## Data entries
══════
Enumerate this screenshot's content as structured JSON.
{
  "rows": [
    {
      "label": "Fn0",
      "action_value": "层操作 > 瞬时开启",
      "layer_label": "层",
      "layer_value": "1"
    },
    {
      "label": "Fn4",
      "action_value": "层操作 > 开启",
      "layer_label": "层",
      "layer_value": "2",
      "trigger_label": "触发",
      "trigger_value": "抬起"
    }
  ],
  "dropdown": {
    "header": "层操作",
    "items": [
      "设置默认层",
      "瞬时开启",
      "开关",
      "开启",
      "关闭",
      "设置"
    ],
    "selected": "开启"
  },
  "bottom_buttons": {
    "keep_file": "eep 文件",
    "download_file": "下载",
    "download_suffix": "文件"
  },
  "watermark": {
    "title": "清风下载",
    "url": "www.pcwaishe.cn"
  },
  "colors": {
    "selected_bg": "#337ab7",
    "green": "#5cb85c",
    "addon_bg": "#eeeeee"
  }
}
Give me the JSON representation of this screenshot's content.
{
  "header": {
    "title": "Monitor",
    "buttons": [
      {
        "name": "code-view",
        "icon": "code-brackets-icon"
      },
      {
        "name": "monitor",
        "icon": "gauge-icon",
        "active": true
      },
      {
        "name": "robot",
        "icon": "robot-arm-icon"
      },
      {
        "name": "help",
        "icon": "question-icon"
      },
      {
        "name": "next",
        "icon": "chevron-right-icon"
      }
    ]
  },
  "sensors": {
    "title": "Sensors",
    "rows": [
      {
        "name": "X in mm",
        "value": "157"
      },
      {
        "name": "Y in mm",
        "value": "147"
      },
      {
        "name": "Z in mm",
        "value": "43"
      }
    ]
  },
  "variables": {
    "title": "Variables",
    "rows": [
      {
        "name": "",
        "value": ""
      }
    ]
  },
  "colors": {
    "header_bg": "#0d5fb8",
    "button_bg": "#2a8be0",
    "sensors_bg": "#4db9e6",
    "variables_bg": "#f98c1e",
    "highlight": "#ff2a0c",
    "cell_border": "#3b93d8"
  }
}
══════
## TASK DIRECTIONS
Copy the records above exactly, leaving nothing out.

## EXERCISE ANSWER
Enumerate this screenshot's content as structured JSON.
{
  "rows": [
    {
      "label": "Fn0",
      "action_value": "层操作 > 瞬时开启",
      "layer_label": "层",
      "layer_value": "1"
    },
    {
      "label": "Fn4",
      "action_value": "层操作 > 开启",
      "layer_label": "层",
      "layer_value": "2",
      "trigger_label": "触发",
      "trigger_value": "抬起"
    }
  ],
  "dropdown": {
    "header": "层操作",
    "items": [
      "设置默认层",
      "瞬时开启",
      "开关",
      "开启",
      "关闭",
      "设置"
    ],
    "selected": "开启"
  },
  "bottom_buttons": {
    "keep_file": "eep 文件",
    "download_file": "下载",
    "download_suffix": "文件"
  },
  "watermark": {
    "title": "清风下载",
    "url": "www.pcwaishe.cn"
  },
  "colors": {
    "selected_bg": "#337ab7",
    "green": "#5cb85c",
    "addon_bg": "#eeeeee"
  }
}
Give me the JSON representation of this screenshot's content.
{
  "header": {
    "title": "Monitor",
    "buttons": [
      {
        "name": "code-view",
        "icon": "code-brackets-icon"
      },
      {
        "name": "monitor",
        "icon": "gauge-icon",
        "active": true
      },
      {
        "name": "robot",
        "icon": "robot-arm-icon"
      },
      {
        "name": "help",
        "icon": "question-icon"
      },
      {
        "name": "next",
        "icon": "chevron-right-icon"
      }
    ]
  },
  "sensors": {
    "title": "Sensors",
    "rows": [
      {
        "name": "X in mm",
        "value": "157"
      },
      {
        "name": "Y in mm",
        "value": "147"
      },
      {
        "name": "Z in mm",
        "value": "43"
      }
    ]
  },
  "variables": {
    "title": "Variables",
    "rows": [
      {
        "name": "",
        "value": ""
      }
    ]
  },
  "colors": {
    "header_bg": "#0d5fb8",
    "button_bg": "#2a8be0",
    "sensors_bg": "#4db9e6",
    "variables_bg": "#f98c1e",
    "highlight": "#ff2a0c",
    "cell_border": "#3b93d8"
  }
}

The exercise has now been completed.